■ **ASSIGNMENT**:
Gather all lines in the records below that include the word "screenshot".

***** SOURCE INFORMATION

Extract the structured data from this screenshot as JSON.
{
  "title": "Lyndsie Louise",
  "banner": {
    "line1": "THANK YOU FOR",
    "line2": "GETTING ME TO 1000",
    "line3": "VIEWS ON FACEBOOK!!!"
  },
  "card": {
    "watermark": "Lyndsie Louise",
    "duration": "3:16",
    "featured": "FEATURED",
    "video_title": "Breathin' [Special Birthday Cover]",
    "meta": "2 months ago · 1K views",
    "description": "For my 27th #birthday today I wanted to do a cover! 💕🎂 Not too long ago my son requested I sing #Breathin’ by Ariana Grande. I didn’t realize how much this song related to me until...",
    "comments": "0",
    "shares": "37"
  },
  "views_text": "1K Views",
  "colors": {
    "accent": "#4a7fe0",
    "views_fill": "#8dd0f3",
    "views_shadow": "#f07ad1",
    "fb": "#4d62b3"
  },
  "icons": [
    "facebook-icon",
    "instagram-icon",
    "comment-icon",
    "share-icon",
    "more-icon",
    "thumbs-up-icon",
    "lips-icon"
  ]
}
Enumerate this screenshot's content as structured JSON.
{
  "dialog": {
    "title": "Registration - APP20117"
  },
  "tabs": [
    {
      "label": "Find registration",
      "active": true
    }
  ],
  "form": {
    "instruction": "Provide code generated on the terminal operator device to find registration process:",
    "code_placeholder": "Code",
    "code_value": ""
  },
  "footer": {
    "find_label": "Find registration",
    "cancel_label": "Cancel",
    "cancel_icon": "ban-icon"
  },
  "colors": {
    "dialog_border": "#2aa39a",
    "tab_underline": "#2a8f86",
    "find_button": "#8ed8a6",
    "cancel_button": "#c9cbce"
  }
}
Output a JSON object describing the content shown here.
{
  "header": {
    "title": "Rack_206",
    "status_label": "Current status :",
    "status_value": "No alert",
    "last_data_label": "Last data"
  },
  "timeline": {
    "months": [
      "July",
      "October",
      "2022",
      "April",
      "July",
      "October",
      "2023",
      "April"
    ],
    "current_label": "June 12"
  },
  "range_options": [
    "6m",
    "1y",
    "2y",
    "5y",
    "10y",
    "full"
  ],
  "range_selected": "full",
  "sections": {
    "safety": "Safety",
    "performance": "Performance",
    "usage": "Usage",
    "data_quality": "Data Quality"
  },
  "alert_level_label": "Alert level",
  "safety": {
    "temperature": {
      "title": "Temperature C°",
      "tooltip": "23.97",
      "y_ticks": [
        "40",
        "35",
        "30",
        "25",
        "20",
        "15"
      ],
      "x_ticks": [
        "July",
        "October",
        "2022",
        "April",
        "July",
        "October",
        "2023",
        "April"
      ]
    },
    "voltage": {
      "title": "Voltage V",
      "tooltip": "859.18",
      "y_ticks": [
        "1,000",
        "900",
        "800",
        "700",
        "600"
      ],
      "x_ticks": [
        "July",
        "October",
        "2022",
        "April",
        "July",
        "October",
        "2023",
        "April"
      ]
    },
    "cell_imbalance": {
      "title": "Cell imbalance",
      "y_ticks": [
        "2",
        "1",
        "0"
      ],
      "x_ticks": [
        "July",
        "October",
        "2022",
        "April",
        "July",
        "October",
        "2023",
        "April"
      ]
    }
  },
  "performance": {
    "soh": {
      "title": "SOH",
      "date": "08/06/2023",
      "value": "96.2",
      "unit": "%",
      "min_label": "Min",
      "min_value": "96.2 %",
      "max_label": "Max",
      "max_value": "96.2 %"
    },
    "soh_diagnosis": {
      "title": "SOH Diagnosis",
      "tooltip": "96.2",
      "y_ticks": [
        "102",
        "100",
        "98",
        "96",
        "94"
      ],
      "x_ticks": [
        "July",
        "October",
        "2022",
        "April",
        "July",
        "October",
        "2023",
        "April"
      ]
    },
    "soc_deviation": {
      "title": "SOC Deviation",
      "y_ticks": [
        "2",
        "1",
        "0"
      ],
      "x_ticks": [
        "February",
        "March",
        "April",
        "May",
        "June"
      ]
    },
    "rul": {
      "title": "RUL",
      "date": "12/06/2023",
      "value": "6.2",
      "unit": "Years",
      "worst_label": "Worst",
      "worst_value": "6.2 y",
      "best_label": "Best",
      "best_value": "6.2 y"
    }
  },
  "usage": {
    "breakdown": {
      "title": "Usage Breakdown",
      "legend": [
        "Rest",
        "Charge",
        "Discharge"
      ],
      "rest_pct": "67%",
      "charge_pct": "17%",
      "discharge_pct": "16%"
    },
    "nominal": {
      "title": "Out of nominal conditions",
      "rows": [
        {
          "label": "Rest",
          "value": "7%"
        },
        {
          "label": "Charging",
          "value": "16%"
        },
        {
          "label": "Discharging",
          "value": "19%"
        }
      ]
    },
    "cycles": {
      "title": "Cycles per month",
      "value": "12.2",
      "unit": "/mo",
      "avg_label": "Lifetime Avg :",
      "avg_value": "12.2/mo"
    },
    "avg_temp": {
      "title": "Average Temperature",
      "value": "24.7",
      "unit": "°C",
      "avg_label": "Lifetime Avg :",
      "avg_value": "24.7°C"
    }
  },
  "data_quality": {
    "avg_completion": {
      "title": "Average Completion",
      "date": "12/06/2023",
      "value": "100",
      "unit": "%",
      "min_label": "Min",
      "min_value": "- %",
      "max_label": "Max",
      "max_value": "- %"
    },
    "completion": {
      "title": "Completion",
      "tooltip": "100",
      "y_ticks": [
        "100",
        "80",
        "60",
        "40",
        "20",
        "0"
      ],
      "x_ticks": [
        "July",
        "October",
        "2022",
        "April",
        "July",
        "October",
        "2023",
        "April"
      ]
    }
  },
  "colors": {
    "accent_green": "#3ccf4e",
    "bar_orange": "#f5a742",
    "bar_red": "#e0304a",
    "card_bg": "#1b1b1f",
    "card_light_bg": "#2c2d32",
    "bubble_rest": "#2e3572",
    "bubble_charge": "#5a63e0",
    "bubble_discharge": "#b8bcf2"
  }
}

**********

■ **EXERCISE RESULT**:
Extract the structured data from this screenshot as JSON.
Enumerate this screenshot's content as structured JSON.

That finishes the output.